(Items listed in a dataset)
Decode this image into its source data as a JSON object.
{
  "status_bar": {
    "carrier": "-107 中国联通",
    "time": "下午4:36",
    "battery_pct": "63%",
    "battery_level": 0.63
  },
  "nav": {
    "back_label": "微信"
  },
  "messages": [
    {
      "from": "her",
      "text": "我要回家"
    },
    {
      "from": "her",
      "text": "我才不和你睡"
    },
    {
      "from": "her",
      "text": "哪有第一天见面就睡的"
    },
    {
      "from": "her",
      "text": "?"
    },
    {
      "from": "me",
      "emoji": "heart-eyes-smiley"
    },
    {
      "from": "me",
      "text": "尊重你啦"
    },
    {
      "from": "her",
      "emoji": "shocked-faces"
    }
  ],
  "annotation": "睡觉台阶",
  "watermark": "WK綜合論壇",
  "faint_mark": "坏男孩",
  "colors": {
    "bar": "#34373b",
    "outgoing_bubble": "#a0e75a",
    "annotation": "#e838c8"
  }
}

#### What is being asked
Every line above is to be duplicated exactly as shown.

#### Answer to this task
Decode this image into its source data as a JSON object.
{
  "status_bar": {
    "carrier": "-107 中国联通",
    "time": "下午4:36",
    "battery_pct": "63%",
    "battery_level": 0.63
  },
  "nav": {
    "back_label": "微信"
  },
  "messages": [
    {
      "from": "her",
      "text": "我要回家"
    },
    {
      "from": "her",
      "text": "我才不和你睡"
    },
    {
      "from": "her",
      "text": "哪有第一天见面就睡的"
    },
    {
      "from": "her",
      "text": "?"
    },
    {
      "from": "me",
      "emoji": "heart-eyes-smiley"
    },
    {
      "from": "me",
      "text": "尊重你啦"
    },
    {
      "from": "her",
      "emoji": "shocked-faces"
    }
  ],
  "annotation": "睡觉台阶",
  "watermark": "WK綜合論壇",
  "faint_mark": "坏男孩",
  "colors": {
    "bar": "#34373b",
    "outgoing_bubble": "#a0e75a",
    "annotation": "#e838c8"
  }
}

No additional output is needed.